[Stored entries]
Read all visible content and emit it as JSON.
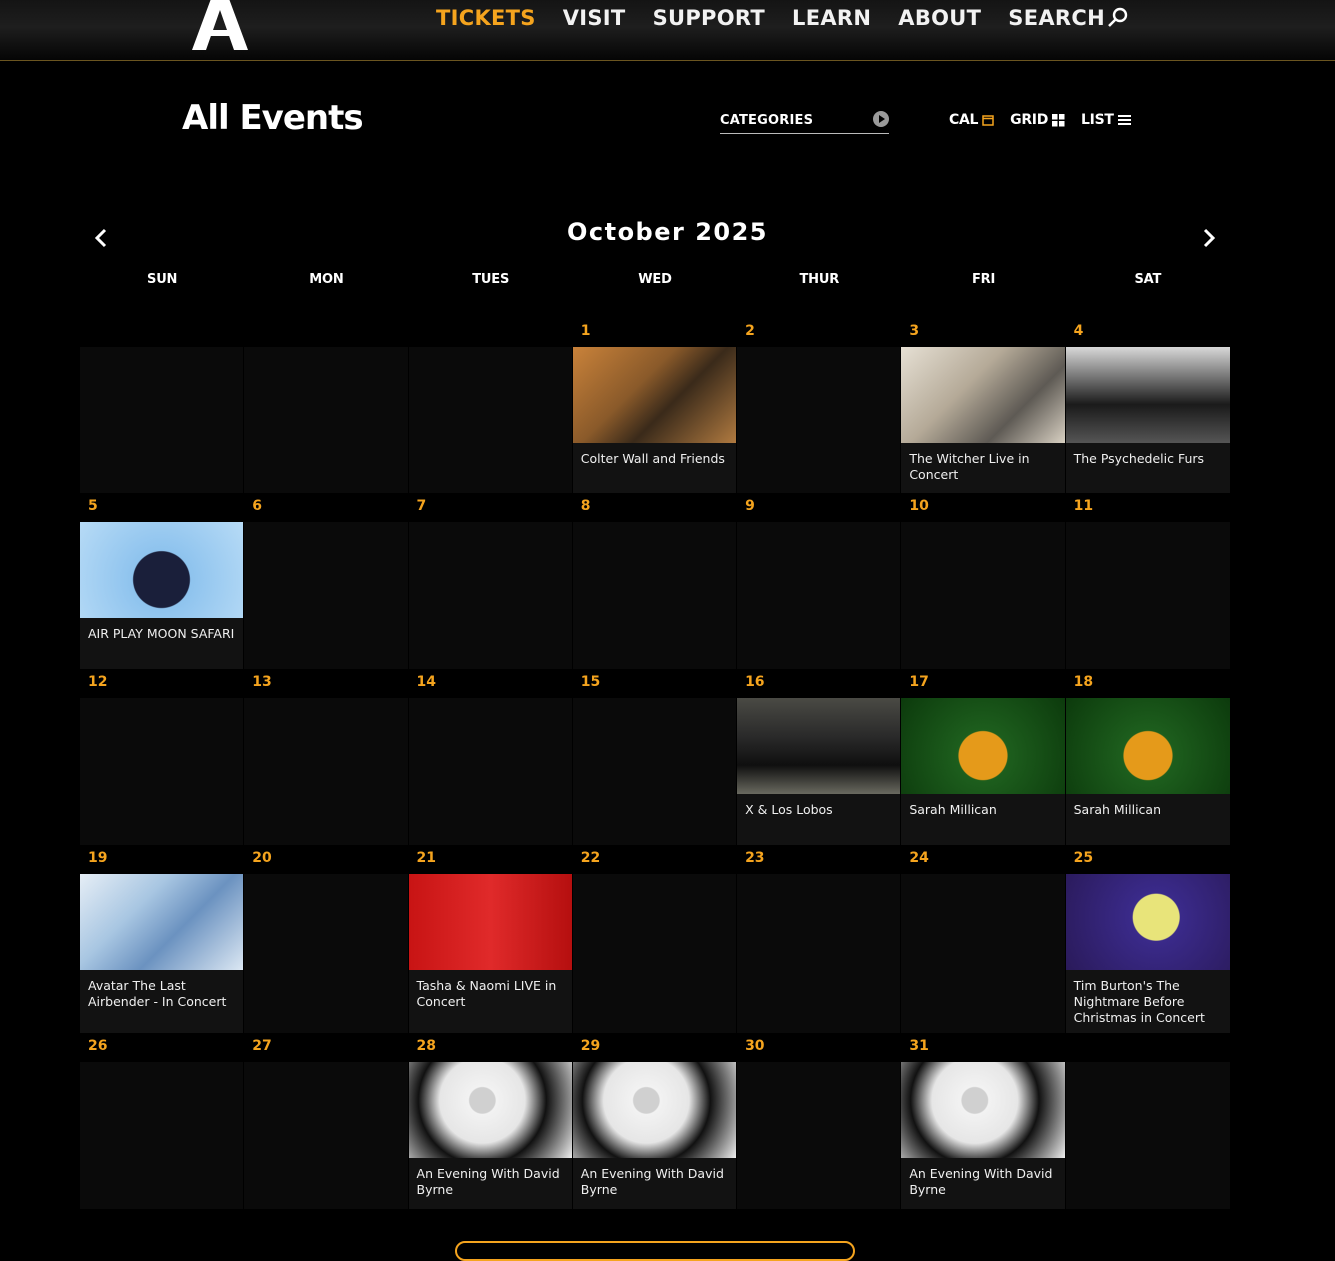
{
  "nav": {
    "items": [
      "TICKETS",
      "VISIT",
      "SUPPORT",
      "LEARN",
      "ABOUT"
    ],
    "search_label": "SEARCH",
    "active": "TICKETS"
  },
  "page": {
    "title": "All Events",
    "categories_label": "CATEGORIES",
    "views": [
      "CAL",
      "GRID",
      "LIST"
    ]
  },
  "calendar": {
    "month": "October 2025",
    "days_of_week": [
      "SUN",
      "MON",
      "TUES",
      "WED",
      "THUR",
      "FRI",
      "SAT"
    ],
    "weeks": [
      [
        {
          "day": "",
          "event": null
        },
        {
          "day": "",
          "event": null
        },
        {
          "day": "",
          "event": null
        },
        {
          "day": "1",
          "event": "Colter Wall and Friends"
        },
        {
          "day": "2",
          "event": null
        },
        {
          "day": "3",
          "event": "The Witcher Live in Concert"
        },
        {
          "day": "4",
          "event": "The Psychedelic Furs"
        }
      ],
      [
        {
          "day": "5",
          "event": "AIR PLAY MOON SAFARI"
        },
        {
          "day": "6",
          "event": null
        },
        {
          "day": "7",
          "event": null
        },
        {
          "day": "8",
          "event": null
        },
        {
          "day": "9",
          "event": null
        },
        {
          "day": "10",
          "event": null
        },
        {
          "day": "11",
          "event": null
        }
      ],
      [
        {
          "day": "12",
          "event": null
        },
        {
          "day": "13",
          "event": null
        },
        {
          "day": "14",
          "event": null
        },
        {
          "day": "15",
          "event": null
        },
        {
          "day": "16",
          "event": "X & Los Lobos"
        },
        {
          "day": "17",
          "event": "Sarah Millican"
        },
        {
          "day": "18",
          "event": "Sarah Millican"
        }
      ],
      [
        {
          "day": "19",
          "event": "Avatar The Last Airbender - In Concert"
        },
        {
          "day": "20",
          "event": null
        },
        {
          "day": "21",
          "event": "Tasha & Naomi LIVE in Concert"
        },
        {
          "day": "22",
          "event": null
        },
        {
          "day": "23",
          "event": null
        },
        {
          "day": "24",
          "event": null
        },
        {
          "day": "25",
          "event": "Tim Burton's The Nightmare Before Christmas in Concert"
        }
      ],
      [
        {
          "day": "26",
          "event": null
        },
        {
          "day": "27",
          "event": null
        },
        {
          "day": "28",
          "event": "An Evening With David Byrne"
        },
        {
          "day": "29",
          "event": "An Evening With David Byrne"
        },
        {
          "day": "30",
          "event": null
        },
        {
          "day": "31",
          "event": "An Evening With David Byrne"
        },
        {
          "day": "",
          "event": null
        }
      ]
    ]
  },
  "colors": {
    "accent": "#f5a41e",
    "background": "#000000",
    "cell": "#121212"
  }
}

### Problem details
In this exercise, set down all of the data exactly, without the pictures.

### Answer below
Read all visible content and emit it as JSON.
{
  "nav": {
    "items": [
      "TICKETS",
      "VISIT",
      "SUPPORT",
      "LEARN",
      "ABOUT"
    ],
    "search_label": "SEARCH",
    "active": "TICKETS"
  },
  "page": {
    "title": "All Events",
    "categories_label": "CATEGORIES",
    "views": [
      "CAL",
      "GRID",
      "LIST"
    ]
  },
  "calendar": {
    "month": "October 2025",
    "days_of_week": [
      "SUN",
      "MON",
      "TUES",
      "WED",
      "THUR",
      "FRI",
      "SAT"
    ],
    "weeks": [
      [
        {
          "day": "",
          "event": null
        },
        {
          "day": "",
          "event": null
        },
        {
          "day": "",
          "event": null
        },
        {
          "day": "1",
          "event": "Colter Wall and Friends"
        },
        {
          "day": "2",
          "event": null
        },
        {
          "day": "3",
          "event": "The Witcher Live in Concert"
        },
        {
          "day": "4",
          "event": "The Psychedelic Furs"
        }
      ],
      [
        {
          "day": "5",
          "event": "AIR PLAY MOON SAFARI"
        },
        {
          "day": "6",
          "event": null
        },
        {
          "day": "7",
          "event": null
        },
        {
          "day": "8",
          "event": null
        },
        {
          "day": "9",
          "event": null
        },
        {
          "day": "10",
          "event": null
        },
        {
          "day": "11",
          "event": null
        }
      ],
      [
        {
          "day": "12",
          "event": null
        },
        {
          "day": "13",
          "event": null
        },
        {
          "day": "14",
          "event": null
        },
        {
          "day": "15",
          "event": null
        },
        {
          "day": "16",
          "event": "X & Los Lobos"
        },
        {
          "day": "17",
          "event": "Sarah Millican"
        },
        {
          "day": "18",
          "event": "Sarah Millican"
        }
      ],
      [
        {
          "day": "19",
          "event": "Avatar The Last Airbender - In Concert"
        },
        {
          "day": "20",
          "event": null
        },
        {
          "day": "21",
          "event": "Tasha & Naomi LIVE in Concert"
        },
        {
          "day": "22",
          "event": null
        },
        {
          "day": "23",
          "event": null
        },
        {
          "day": "24",
          "event": null
        },
        {
          "day": "25",
          "event": "Tim Burton's The Nightmare Before Christmas in Concert"
        }
      ],
      [
        {
          "day": "26",
          "event": null
        },
        {
          "day": "27",
          "event": null
        },
        {
          "day": "28",
          "event": "An Evening With David Byrne"
        },
        {
          "day": "29",
          "event": "An Evening With David Byrne"
        },
        {
          "day": "30",
          "event": null
        },
        {
          "day": "31",
          "event": "An Evening With David Byrne"
        },
        {
          "day": "",
          "event": null
        }
      ]
    ]
  },
  "colors": {
    "accent": "#f5a41e",
    "background": "#000000",
    "cell": "#121212"
  }
}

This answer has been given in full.